§ WHAT TO PRODUCE: Pictures aside, output each record exactly.
*** Begin section ***
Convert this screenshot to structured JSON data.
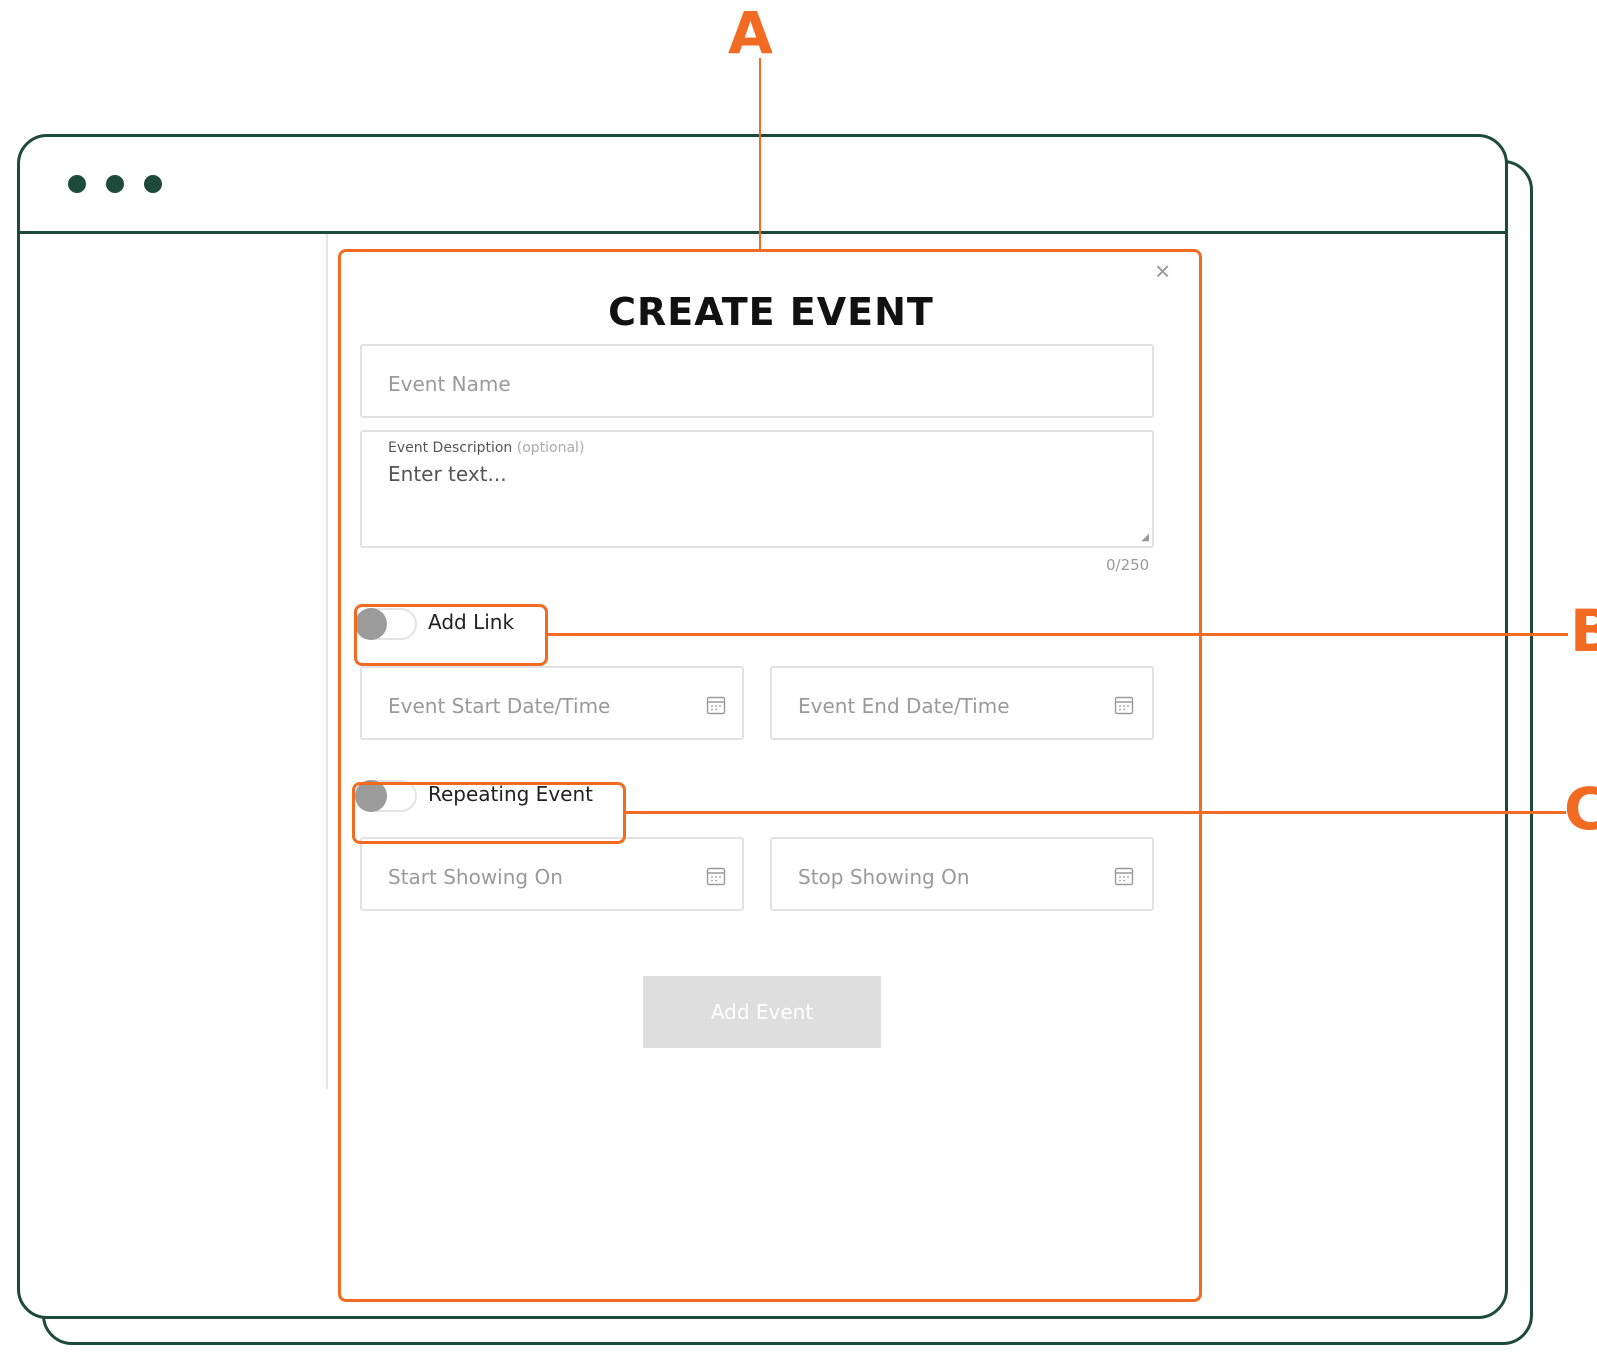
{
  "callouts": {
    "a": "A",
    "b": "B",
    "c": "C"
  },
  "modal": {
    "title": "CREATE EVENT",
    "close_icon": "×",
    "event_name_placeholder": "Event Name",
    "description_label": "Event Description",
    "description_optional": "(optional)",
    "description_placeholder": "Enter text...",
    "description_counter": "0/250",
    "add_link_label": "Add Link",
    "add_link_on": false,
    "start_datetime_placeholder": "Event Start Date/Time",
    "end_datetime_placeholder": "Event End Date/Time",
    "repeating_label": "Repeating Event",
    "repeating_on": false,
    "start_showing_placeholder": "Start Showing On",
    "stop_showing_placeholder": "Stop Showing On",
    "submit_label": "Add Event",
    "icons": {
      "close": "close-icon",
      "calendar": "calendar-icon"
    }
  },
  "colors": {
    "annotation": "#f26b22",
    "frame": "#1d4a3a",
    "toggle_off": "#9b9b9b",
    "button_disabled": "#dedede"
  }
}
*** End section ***
§ SOLVED PROBLEM:
Convert this screenshot to structured JSON data.
{
  "callouts": {
    "a": "A",
    "b": "B",
    "c": "C"
  },
  "modal": {
    "title": "CREATE EVENT",
    "close_icon": "×",
    "event_name_placeholder": "Event Name",
    "description_label": "Event Description",
    "description_optional": "(optional)",
    "description_placeholder": "Enter text...",
    "description_counter": "0/250",
    "add_link_label": "Add Link",
    "add_link_on": false,
    "start_datetime_placeholder": "Event Start Date/Time",
    "end_datetime_placeholder": "Event End Date/Time",
    "repeating_label": "Repeating Event",
    "repeating_on": false,
    "start_showing_placeholder": "Start Showing On",
    "stop_showing_placeholder": "Stop Showing On",
    "submit_label": "Add Event",
    "icons": {
      "close": "close-icon",
      "calendar": "calendar-icon"
    }
  },
  "colors": {
    "annotation": "#f26b22",
    "frame": "#1d4a3a",
    "toggle_off": "#9b9b9b",
    "button_disabled": "#dedede"
  }
}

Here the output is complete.